  3. and Social Media Responsibility and your Digital Footprint.  

Our sixth graders have had their own specially designed, developmentally appropriate sessions on these topics.

It is my intent to share, in a series of posts, each of these sessions.   Below (or after the “more” button)  is the program, including the powerpoint slides and the two videos, for our Cyberbullying presentation, (more…)

Remarks to Parents at Upper School Curriculum Night:

Good Evening and Welcome to Curriculum Night for the Upper School.

Education is a balancing act, and I think it is helpful  when thinking through our educational goals, principles, and values  to identify where the key tensions lie in that balancing act, and then consciously work to reconcile them as best as we can.

One of these critical tensions is student workload, and particularly homework:  How much is enough; how much is too much?

Last spring, we screened the popular documentary, Race to Nowhere.   That film has many messages, and they are not entirely consistent with each other.  At times, the film seems to say bluntly that there is far too much homework being assigned to students, and that this creates a huge pressure on our kids that is destructive to their social and emotional well being and unnecessary to their preparation.

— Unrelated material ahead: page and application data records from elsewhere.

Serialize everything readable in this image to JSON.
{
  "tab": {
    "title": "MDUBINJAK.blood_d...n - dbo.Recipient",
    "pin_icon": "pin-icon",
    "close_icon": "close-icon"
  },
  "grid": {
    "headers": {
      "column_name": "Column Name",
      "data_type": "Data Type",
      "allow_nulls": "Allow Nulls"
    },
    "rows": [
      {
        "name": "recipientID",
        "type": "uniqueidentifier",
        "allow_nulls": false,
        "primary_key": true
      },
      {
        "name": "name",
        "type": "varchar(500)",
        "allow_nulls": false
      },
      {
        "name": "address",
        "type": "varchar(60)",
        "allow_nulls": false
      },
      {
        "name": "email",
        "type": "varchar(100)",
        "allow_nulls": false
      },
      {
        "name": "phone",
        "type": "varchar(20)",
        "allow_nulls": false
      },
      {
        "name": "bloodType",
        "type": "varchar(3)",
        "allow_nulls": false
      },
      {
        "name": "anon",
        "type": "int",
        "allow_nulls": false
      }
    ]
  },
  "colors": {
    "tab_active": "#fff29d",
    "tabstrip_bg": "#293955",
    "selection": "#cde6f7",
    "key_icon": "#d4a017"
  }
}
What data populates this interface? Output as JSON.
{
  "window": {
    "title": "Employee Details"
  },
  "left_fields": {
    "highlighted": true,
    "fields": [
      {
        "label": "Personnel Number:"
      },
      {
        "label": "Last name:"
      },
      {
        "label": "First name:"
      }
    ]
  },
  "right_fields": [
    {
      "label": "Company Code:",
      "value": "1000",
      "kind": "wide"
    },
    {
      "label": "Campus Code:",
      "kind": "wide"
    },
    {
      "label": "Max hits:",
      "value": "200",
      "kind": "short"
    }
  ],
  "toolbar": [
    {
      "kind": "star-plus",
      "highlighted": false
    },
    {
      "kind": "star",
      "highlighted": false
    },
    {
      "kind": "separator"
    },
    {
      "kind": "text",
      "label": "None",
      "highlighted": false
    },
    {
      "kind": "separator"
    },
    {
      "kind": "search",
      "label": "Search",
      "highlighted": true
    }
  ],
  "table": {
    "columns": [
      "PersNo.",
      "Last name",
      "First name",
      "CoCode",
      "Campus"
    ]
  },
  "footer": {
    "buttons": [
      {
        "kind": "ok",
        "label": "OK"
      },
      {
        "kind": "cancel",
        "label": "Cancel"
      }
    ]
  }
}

At other times in the film, the message seemed rather that we should ask students to work hard, but take greater care that what we ask them to do is meaningful, rich in thoughtfulness and creativity, more relevant to real-world applications and allowing for more choice and more student-driven initiative.

For myself as an educator,  I much prefer the second message, and I think we at St. Gregory do a good job at fulfilling this second idea, that work should be meaningful, engaging, rich, inquisitive, and creative rather than exclusively rote, monotonous, and replete of memorization and regurgitation.   But that I think we do a good job doesn’t mean we shouldn’t keep trying to do a better job. (more…)